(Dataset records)
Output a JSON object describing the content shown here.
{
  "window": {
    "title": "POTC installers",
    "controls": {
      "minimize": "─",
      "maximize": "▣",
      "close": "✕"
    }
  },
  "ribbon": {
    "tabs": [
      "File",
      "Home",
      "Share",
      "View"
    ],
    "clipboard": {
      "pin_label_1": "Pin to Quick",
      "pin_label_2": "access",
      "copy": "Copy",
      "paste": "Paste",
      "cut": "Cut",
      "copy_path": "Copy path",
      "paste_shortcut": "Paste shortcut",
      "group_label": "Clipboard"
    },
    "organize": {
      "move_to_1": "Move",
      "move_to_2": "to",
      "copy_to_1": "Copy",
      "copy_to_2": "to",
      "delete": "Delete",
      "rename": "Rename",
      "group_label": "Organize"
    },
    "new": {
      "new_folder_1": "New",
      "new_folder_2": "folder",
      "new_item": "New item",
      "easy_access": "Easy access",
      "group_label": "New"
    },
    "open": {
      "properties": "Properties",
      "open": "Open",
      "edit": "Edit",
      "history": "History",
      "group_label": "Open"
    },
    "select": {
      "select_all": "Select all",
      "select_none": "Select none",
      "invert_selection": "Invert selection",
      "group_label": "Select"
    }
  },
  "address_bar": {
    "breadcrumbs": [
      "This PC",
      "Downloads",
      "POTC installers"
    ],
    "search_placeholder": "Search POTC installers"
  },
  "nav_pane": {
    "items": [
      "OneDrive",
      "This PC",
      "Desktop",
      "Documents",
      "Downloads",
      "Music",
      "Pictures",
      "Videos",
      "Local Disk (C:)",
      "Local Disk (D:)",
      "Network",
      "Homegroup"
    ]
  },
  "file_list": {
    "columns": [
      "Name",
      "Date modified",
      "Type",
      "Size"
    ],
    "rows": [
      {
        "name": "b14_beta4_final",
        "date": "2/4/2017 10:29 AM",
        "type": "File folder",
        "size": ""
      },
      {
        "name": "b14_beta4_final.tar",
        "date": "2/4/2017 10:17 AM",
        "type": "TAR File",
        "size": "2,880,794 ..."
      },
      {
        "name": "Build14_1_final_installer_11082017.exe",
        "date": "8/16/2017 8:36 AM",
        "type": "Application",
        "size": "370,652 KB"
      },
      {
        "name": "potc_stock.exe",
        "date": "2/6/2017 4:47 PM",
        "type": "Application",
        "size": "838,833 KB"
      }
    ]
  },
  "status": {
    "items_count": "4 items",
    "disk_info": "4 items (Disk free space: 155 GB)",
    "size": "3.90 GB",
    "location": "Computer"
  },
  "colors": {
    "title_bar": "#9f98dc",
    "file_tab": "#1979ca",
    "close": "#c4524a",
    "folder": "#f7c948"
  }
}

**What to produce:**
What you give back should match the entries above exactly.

**Answer for this exercise:**
Output a JSON object describing the content shown here.
{
  "window": {
    "title": "POTC installers",
    "controls": {
      "minimize": "─",
      "maximize": "▣",
      "close": "✕"
    }
  },
  "ribbon": {
    "tabs": [
      "File",
      "Home",
      "Share",
      "View"
    ],
    "clipboard": {
      "pin_label_1": "Pin to Quick",
      "pin_label_2": "access",
      "copy": "Copy",
      "paste": "Paste",
      "cut": "Cut",
      "copy_path": "Copy path",
      "paste_shortcut": "Paste shortcut",
      "group_label": "Clipboard"
    },
    "organize": {
      "move_to_1": "Move",
      "move_to_2": "to",
      "copy_to_1": "Copy",
      "copy_to_2": "to",
      "delete": "Delete",
      "rename": "Rename",
      "group_label": "Organize"
    },
    "new": {
      "new_folder_1": "New",
      "new_folder_2": "folder",
      "new_item": "New item",
      "easy_access": "Easy access",
      "group_label": "New"
    },
    "open": {
      "properties": "Properties",
      "open": "Open",
      "edit": "Edit",
      "history": "History",
      "group_label": "Open"
    },
    "select": {
      "select_all": "Select all",
      "select_none": "Select none",
      "invert_selection": "Invert selection",
      "group_label": "Select"
    }
  },
  "address_bar": {
    "breadcrumbs": [
      "This PC",
      "Downloads",
      "POTC installers"
    ],
    "search_placeholder": "Search POTC installers"
  },
  "nav_pane": {
    "items": [
      "OneDrive",
      "This PC",
      "Desktop",
      "Documents",
      "Downloads",
      "Music",
      "Pictures",
      "Videos",
      "Local Disk (C:)",
      "Local Disk (D:)",
      "Network",
      "Homegroup"
    ]
  },
  "file_list": {
    "columns": [
      "Name",
      "Date modified",
      "Type",
      "Size"
    ],
    "rows": [
      {
        "name": "b14_beta4_final",
        "date": "2/4/2017 10:29 AM",
        "type": "File folder",
        "size": ""
      },
      {
        "name": "b14_beta4_final.tar",
        "date": "2/4/2017 10:17 AM",
        "type": "TAR File",
        "size": "2,880,794 ..."
      },
      {
        "name": "Build14_1_final_installer_11082017.exe",
        "date": "8/16/2017 8:36 AM",
        "type": "Application",
        "size": "370,652 KB"
      },
      {
        "name": "potc_stock.exe",
        "date": "2/6/2017 4:47 PM",
        "type": "Application",
        "size": "838,833 KB"
      }
    ]
  },
  "status": {
    "items_count": "4 items",
    "disk_info": "4 items (Disk free space: 155 GB)",
    "size": "3.90 GB",
    "location": "Computer"
  },
  "colors": {
    "title_bar": "#9f98dc",
    "file_tab": "#1979ca",
    "close": "#c4524a",
    "folder": "#f7c948"
  }
}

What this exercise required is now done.